Pharmacists, deregulate yourselves, authorities urge

Competition watchdog can find “no reason” to maintain state-sanctioned monopoly

Competition authorities have appealed to the government to act to force the nation’s chemists to deregulate their industry.

In a letter to the Health and Business ministers, Konkurrencerådet proposed that chemists’ state-sanctioned monopoly on the sale of pharmaceuticals should come to an end.

“We can’t find any worthwhile argument against liberalising this industry,” Agnete Gersing, the head of Konkurrence- og Forbrugerstyrelsen, the nation’s highest consumer watchdog, and the parent authority of Konkurrencerådet, said.

Under current laws, pharmacies must be owned by chemists, and there are limits on the number of pharmacies a single chemist may operate. According to Konkurrencerådet’s recommendations, those laws would be repealed as part of a deregulation of the market. Instead, any individual or company would be allowed to open a pharmacy, provided it was staffed by qualified pharmaceutical professionals at all times.

Konkurrencerådet based its recommendations on a study that found Denmark had Europe’s most restrictive pharmacy regulations, and as a result fewer pharmacies per capita than other European countries.

Should Denmark implement the same level of liberalisation as other European countries, the increased competition, the report concluded, would save consumers 250 million kroner annually on prescription drug expenses.

Konkurrencerådet’s call comes as a government-appointed panel that includes representatives from competition authorities, is already reviewing pharmacy regulations to identify ways the industry can be modernised.

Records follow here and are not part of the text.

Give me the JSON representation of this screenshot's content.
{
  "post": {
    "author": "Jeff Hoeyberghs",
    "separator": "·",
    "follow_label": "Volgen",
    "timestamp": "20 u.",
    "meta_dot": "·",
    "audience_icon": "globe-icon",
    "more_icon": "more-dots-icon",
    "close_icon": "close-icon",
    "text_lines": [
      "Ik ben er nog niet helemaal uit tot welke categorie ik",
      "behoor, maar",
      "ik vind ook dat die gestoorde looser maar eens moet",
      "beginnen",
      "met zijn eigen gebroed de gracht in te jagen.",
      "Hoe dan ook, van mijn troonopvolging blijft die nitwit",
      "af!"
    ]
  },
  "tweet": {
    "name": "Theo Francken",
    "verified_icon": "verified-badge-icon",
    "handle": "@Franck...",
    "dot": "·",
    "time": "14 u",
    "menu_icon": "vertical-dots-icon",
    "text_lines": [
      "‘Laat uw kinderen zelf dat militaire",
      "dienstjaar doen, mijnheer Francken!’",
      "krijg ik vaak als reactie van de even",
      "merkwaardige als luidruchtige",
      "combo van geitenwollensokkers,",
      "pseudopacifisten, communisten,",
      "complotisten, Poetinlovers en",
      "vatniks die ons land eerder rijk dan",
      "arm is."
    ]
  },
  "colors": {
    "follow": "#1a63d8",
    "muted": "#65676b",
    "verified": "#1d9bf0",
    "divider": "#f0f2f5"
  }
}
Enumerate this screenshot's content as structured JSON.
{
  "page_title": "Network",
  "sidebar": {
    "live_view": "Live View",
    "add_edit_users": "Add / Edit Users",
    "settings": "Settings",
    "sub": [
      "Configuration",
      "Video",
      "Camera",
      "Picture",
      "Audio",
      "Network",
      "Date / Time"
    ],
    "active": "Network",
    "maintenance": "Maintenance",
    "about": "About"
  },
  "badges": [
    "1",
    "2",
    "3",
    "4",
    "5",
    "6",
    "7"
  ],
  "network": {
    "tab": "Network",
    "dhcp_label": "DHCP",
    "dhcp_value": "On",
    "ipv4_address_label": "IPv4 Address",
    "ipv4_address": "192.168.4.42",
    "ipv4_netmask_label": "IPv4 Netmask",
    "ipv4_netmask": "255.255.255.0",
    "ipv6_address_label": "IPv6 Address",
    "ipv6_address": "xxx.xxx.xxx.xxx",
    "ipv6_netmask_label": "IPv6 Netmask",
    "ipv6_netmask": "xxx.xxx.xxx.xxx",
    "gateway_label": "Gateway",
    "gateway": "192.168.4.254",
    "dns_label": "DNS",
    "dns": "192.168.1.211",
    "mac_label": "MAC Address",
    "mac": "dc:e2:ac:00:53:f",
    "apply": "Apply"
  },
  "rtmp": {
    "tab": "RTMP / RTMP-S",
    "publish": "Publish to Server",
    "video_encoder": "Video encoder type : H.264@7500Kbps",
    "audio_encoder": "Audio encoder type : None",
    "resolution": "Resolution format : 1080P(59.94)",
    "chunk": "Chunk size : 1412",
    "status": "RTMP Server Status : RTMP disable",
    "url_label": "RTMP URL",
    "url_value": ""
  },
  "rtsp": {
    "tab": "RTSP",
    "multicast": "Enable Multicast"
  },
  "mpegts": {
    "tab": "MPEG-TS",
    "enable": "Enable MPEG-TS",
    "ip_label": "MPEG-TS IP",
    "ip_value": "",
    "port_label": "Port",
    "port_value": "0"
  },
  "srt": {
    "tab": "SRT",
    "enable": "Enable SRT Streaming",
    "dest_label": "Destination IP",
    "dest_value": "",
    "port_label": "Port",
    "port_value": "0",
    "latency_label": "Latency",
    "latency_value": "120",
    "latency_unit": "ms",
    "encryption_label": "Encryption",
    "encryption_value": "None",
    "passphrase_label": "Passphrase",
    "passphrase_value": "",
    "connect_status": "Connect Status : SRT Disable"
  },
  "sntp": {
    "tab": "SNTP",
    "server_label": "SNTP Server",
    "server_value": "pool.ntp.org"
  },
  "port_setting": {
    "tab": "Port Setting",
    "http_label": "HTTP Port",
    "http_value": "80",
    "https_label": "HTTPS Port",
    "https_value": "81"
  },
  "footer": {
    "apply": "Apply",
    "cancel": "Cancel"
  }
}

Brushing aside the criticism, Niels Kristensen, the head of chemists’ association Apotkerforeningen, described the nation’s pharmacies as “a well-functioning system”.

“We’ve heard these arguments many times before,” Kristensen told Politiken newspaper. “But it’s pretty obvious that competition authorities aren’t taking into account the fact that it takes a healthcare professional to operate a pharmacy.”

One of the companies that stands ready to gain from liberalised pharmacy regulations is the high-street retailer Matas. Already the nation’s leading seller of over-the-counter medications and other health products, over the past year the chain has exploited a loophole in pharmacy regulations that allows it to sell prescription drugs by allowing a chemist to set up a drug dispensary inside its stores.

The company has already established 50 dispensaries, all served by a single chemist.

That move has irked Apotekerforeningen to the point where it has excluded the chemist, Danji Bhanderi, who is based in the Jutland town of Uldum, from its organisation.

The organisation is currently under investigation for its possible wrongful exclusion of Bhanderi.  

Meanwhile, Matas says it is ready to open full-service pharmacies as soon as the industry is deregulated.

In recent years, many rural chemists have shuttered as their customer bases shrink. And Henrik Engberg Johannsen, a Matas spokesperson, said the move would counter that trend.

He added that the company supported keeping safety regulations in place, but argued that with its network of 294 stores nationwide, Matas would be able to offer consumers better service without compromising on safety.